"The Problem of Beauty"
Barbara Guest interviewed by Susan Gevirtz and Kevin Killian

Traffic over the Bay Bridge was terrible so we were half an hour late by the time we pulled up to the curb on Milvia. It's a few blocks away from the "strange new cottage in Berkeley" in which (1955) Allen Ginsberg wrote "Sunflower Sutra" and "A Supermarket in California." Barbara Guest, Small Press Traffic's lifetime achievement award winner for 2003, has been living in Berkeley for eleven years with her daughter, Hadley.
It's a house with a great deal of personal style, and what seems to be a catwalk on the second floor above one's head. Seated underneath, trying to plug in the tape recorder, we felt like important visitors at a Paris fashion show. We cheated and spied at her coffee table to see what books
and papers were lying around. Bookforum. Artforum. The premier issue of NO magazine. The Fiction of the Poet, a study of Mallarme and Symbolism by Anna Balakian, the late NYU comparatist. ("She was Armenian, born in Istanbul, forced out by the Turks," says Guest. "And what a wonderful writer.") Guest's new book had just arrived, a fearsomely chic assemblage designed within an inch of its life by the estimable artist Richard Tuttle.
Durer at the Window (Roof Books) is a collection of many of her art writings from the old Art News days onward. "Oh look at this," we sighed, leafing through the pages, "you knew Helen Frankenthaler." She nods benignly, as one who had known everyone might. The book is edited by Africa Wayne, the young poet who, when a student of Elizabeth Willis at nearby Mills College in Oakland, met Barbara Guest and solicited her opinions on what to include.
How does it feel, being the 2003 recipient of the Small Press Traffic Lifetime Achievement Award?
"It's a great honor. Yes. Does it come with anything? Any coinage?"
You'll see at the presentation ceremony in November. But its not spoiling any surprise to reveal that it's a piece of paper--a certificate.
But many would cut off their right arm to get this particular piece of paper.
"Oh of course! What's more I understand that last year's recipient felt exactly as I do."
When was your first trip to San Francisco?
"In Pasadena we'd a very kind neighbor, Mr. Hendrickson, who would roll our bumpy old lawn into a tennis court for us, and he had been exiled from San Francisco by his family, his terribly upper-class family."
What had he done? What was his crime?
"He had fallen in love with -- married -- a woman who made bouquets. A lovely woman. And so, when my aunt and uncle took me to San Francisco, I thought it the most glorious sight on earth. And yet in San Francisco that first time I was very aware that somewhere in this city was the huge house of Mr. Hendrickson's youth, and the Oriental rugs on which they'd sat braving the Great Fire and Earthquake of 1906."

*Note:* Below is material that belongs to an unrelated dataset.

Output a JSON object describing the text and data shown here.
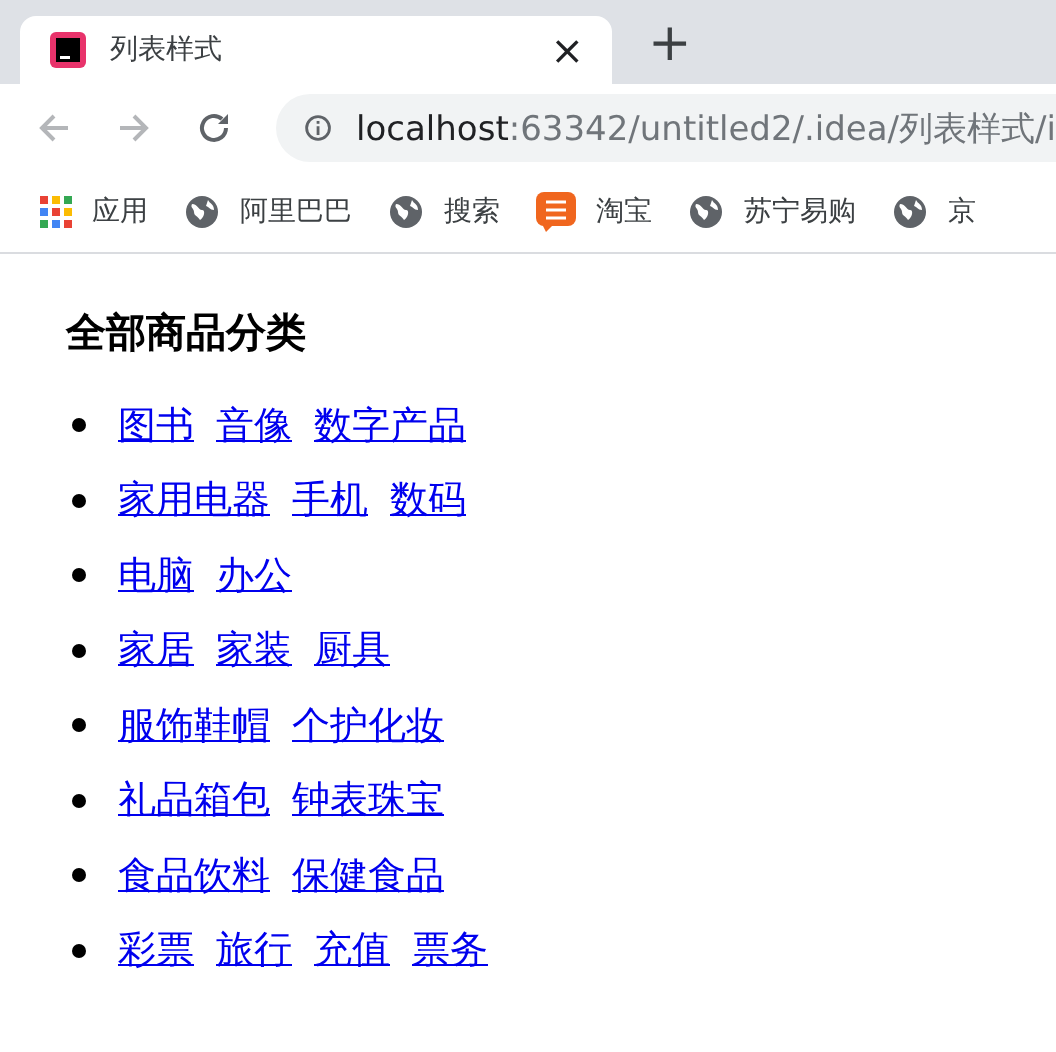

Someone told us you'd studied at Berkeley with Josephine Miles, the first woman in the English Department at Cal and a strangely neglected West Coast modernist poet.
"I got all As and A pluses, and I never knew why, for I never said one word in class. It was a sad time for me, at Berkeley, because of" [she flicks her gaze to each of us] "a boy who was supposed to be there, and wasn't--he had gone to war. I admired Josephine Miles' poetry. We were on the same wavelength. I never told her, though she might have picked it up."
And then--New York?
"Oh, with many a step in between." [Shrewdly.] "You're really asking me to sing for my supper, aren't you?"
Carl Rakosi did! Jen Hofer got a big interview out of him!
"Well, let me think. Did I tell you I knew Henry Miller, in Coldwater Canyon? He asked me, 'What are you doing here' [i.e., in L.A.] Where
else was I to go but on to New York?"
What was it like, writing for Art News way back when? Did you work there at the same time as James Schuyler?
"Oh yes."
Did you argue with Schuyler about who was going to get to cover which show?
"Tom Hess decided all that for us. It was a lovely place to work. One day Fairfield Porter came up to me in the office, said [lowers voice
dramatically], 'You and I should know each other.' Oh, it was heavenly."
Joe LeSueur's recent book Digressions on Some Poems by Frank O'Hara concludes with a fine tribute to you, as his, Joe's, staff of strength when O'Hara died.
"Joe was a big part of Frank's life. [Smiles.] And Bill [Berkson] was the other part. When Frank O'Hara died the world broke up, the whole world of writing. There had been none of that jealousy that so besmirches poetry. And there were so many good poets! Frank, of course, and Jimmy, and John [Ashbery]. But when Frank died that world dispersed. It had to. That's part of poetry too."


Susan Gevirtz & Kevin Killian are Small Press Traffic Board Members as well as authors, separately, of many books.